This is one of the kids’ favorite moments in Cape, an episode of the BBC series Africa: springboks pronking, or leaping high into the air — up to 13 feet!
In Afrikaans and Dutch, to “pronk” is to show off, though the reason that springboks pronk is not known definitively. They could be excited, agitated, exercising, spreading their individual scents, or showing off their fitness either for predators or rivals within the herd. Any which way, it’s fun to watch.
Watch more BBC videos in the archives.
A character in a moment, one created each day for 30 consecutive days, animated as an exercise of skill and imagination by UK-based animator Geoff King. He writes:
It was difficult to even think of what to animate most days. I spent a few hours on average for each day, sometimes it felt like all day. I originally intended to do them quicker but they usually didn’t get going till the late evening. This also meant all the days where only ‘first passes’ or ‘straight aheads’. After the first 5 days I realised I should try to maintain a reasonable quality. It wasn’t easy, a lot of time was spent hitting a wall but I had fun trying something different everyday.
30 Days is also a nice example of how a sketch can connect with its audience with motion and emotion in only a few seconds. No dialog required. Music: Le bal de Rémy by Circus Marcus.
Related watching: One second (or so) per day for a 2-months in Asia.
via The Curious Brain.
Karl Sims is a digital media artist, computer graphics research scientist, and software entrepreneur. His influential artificial life computer animations, like this one from 1994, were programmed as virtual creatures that simulated evolution through genetic algorithms:
This video shows results from a research project involving simulated Darwinian evolutions of virtual block creatures. A population of several hundred creatures is created within a supercomputer, and each creature is tested for their ability to perform a given task, such the ability to swim in a simulated water environment. Those that are most successful survive, and their virtual genes containing coded instructions for their growth, are copied, combined, and mutated to make offspring for a new population. The new creatures are again tested, and some may be improvements on their parents. As this cycle of variation and selection continues, creatures with more and more successful behaviors can emerge.

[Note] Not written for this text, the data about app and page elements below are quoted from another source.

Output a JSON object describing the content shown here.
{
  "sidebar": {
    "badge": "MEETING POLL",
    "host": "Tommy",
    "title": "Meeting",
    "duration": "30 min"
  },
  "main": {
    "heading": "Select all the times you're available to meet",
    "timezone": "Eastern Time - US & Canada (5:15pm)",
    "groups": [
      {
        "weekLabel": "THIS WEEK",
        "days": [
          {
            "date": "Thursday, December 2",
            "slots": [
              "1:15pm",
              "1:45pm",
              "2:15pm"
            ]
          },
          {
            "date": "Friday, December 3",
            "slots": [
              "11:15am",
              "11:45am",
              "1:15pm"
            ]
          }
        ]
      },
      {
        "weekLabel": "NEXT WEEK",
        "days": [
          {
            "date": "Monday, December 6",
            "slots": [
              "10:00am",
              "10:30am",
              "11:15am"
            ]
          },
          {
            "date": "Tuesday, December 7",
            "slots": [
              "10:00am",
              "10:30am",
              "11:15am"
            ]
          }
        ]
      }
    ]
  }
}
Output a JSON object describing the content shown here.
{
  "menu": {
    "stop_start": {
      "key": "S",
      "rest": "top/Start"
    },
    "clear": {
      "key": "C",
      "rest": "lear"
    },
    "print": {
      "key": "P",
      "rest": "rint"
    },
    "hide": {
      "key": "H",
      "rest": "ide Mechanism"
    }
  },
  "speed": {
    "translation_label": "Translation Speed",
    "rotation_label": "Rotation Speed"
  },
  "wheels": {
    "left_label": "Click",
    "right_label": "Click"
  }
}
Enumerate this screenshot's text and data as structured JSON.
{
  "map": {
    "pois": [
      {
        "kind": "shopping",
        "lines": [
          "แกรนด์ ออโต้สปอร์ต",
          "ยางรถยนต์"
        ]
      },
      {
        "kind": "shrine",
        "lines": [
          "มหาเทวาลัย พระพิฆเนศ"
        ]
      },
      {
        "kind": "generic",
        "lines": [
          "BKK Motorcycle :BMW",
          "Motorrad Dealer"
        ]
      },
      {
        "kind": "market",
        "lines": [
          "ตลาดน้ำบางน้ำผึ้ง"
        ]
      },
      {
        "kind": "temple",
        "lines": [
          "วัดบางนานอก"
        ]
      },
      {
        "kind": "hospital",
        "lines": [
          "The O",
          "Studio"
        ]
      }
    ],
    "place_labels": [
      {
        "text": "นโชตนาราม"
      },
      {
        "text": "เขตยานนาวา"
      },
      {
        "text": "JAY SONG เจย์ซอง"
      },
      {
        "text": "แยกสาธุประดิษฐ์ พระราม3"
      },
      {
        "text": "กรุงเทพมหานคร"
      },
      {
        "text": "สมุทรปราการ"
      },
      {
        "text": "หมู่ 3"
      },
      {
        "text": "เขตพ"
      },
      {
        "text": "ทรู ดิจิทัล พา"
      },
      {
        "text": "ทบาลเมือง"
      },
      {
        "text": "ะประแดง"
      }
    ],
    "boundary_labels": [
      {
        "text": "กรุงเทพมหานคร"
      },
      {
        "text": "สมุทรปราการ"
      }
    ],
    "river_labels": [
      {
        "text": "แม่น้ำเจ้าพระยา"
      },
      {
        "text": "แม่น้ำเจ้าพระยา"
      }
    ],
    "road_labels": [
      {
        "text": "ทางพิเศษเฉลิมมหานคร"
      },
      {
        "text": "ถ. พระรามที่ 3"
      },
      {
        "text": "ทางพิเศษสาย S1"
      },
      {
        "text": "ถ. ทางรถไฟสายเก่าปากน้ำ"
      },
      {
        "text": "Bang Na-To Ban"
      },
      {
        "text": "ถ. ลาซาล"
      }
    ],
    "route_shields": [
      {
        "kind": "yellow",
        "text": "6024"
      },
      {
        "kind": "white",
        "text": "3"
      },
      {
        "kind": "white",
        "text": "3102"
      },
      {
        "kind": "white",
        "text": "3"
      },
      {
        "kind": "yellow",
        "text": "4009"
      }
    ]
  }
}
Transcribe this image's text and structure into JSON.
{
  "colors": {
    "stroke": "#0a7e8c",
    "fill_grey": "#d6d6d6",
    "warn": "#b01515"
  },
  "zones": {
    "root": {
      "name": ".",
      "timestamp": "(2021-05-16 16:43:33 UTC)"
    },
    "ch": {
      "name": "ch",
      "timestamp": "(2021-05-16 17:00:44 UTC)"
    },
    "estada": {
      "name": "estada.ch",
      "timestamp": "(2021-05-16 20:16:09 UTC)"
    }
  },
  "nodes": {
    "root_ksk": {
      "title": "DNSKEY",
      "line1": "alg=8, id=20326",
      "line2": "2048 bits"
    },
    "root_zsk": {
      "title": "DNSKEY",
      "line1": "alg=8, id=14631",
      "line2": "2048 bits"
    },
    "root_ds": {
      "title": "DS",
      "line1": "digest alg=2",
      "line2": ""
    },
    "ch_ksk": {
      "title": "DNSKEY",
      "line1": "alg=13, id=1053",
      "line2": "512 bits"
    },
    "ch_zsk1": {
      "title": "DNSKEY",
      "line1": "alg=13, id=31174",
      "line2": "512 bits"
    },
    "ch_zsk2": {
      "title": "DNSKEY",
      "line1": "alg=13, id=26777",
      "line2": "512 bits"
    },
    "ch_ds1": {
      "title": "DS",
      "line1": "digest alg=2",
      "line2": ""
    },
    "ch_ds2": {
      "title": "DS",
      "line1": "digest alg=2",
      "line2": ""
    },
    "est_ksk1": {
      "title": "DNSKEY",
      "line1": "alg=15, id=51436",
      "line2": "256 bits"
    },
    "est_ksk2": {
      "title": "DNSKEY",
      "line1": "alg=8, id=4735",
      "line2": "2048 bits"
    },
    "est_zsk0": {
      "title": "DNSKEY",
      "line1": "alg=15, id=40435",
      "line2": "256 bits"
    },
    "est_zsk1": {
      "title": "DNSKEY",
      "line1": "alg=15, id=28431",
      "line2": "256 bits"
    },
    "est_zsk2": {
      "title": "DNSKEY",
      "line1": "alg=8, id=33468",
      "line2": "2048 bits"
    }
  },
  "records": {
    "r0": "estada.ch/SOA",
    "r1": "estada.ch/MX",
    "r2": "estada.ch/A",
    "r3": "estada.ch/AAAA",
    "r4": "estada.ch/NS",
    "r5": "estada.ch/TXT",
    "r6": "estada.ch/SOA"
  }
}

The creatures shown are results from many independent simulations in which they were selected for swimming, walking, jumping, following, and competing for control of a green cube.